◆ **Assignment**
Wherever "Statistik" turns up in the entries, copy out the line that holds it.

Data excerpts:
------
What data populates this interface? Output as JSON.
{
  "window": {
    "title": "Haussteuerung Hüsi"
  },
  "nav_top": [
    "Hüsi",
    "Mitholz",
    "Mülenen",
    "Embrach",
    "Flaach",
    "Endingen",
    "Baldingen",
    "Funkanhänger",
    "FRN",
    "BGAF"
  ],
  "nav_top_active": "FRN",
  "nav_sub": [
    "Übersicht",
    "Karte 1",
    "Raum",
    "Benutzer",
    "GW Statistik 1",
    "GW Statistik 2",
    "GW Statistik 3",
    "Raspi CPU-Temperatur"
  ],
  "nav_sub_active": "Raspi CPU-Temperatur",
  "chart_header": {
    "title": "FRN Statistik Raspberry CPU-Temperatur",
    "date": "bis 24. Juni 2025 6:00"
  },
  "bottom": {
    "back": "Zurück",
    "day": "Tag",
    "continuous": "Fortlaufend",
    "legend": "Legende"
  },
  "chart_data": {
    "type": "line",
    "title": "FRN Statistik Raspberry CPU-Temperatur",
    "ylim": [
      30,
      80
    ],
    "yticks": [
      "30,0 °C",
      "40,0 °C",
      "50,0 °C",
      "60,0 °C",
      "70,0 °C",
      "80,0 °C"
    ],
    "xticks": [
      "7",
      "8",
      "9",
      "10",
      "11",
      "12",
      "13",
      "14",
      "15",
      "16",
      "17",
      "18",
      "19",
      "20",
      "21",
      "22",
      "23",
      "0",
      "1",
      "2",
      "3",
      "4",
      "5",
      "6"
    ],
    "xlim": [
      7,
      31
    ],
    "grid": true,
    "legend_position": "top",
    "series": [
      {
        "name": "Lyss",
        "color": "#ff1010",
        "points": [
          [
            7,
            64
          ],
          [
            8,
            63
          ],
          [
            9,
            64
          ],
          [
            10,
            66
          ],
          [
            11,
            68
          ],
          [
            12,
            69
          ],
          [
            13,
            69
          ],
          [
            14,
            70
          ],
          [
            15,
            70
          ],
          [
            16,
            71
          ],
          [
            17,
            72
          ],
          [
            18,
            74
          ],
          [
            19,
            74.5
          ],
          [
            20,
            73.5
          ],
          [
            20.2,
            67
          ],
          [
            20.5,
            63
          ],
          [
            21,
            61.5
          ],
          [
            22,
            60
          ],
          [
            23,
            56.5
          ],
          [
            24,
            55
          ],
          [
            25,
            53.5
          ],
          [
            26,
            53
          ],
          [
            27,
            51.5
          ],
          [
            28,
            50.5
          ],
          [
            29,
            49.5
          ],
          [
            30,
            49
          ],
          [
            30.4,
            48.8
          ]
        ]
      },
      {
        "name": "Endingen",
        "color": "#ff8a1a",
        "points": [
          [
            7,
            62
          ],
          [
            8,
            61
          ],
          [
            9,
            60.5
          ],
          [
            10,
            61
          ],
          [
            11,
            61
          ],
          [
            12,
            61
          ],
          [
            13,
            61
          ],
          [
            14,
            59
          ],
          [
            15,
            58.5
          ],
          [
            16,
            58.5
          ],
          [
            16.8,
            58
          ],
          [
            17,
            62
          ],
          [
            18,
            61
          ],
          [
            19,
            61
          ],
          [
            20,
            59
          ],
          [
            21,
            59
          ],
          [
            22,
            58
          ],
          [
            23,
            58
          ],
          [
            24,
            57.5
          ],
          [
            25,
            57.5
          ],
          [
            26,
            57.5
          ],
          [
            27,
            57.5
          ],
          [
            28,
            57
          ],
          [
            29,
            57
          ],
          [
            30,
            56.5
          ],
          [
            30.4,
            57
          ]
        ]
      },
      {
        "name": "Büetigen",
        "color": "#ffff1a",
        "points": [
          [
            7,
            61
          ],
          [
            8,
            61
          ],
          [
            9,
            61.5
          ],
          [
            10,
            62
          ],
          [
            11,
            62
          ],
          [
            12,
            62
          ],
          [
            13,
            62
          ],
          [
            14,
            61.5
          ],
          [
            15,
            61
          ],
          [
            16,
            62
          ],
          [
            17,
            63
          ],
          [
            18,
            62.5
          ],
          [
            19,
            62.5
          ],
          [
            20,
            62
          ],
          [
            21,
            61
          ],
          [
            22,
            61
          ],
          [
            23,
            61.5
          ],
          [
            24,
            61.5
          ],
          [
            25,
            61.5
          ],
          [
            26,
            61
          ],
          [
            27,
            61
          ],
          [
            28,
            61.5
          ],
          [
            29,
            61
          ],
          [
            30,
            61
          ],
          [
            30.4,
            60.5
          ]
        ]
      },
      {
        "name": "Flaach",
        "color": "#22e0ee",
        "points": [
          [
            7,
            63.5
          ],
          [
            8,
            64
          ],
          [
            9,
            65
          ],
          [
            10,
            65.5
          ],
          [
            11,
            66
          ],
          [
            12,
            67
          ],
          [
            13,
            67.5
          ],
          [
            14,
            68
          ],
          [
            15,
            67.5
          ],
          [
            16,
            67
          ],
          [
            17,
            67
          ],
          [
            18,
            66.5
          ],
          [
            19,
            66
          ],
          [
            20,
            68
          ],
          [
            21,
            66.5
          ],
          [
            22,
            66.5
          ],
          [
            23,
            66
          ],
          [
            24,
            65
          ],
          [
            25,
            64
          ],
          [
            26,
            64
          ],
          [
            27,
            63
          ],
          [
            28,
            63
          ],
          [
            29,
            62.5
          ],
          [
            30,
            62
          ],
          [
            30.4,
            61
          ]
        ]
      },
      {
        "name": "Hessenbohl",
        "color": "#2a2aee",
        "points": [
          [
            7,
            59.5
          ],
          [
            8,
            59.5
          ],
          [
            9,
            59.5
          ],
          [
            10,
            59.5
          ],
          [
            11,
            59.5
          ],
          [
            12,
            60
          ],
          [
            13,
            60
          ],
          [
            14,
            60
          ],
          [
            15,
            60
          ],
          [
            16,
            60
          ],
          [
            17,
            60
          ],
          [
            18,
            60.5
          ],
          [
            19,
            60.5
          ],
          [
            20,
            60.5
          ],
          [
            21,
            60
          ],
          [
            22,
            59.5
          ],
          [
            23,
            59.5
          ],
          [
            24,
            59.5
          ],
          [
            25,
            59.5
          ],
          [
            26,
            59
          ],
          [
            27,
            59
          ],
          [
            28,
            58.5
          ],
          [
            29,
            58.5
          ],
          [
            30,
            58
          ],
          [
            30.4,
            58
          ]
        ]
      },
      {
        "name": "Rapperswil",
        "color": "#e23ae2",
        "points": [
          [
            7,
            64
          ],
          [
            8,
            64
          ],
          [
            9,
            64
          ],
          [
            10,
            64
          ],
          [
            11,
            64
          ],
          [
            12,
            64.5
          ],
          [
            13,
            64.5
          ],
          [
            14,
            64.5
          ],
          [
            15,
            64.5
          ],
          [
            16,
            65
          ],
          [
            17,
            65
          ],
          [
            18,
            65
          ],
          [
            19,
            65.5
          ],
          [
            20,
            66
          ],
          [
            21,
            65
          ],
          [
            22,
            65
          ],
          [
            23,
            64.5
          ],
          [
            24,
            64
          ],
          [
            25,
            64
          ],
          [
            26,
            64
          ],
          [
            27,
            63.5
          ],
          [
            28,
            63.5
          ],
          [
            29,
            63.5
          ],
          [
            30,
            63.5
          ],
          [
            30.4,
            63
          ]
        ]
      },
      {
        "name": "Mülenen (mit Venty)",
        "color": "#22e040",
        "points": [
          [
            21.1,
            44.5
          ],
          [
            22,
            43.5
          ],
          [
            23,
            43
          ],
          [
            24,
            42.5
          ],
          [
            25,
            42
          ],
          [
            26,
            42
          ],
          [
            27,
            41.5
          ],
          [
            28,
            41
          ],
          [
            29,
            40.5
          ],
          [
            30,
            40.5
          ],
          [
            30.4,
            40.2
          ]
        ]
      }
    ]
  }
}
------
◆ **Exercise result**
    "GW Statistik 1",
    "GW Statistik 2",
    "GW Statistik 3",
    "title": "FRN Statistik Raspberry CPU-Temperatur",
    "title": "FRN Statistik Raspberry CPU-Temperatur",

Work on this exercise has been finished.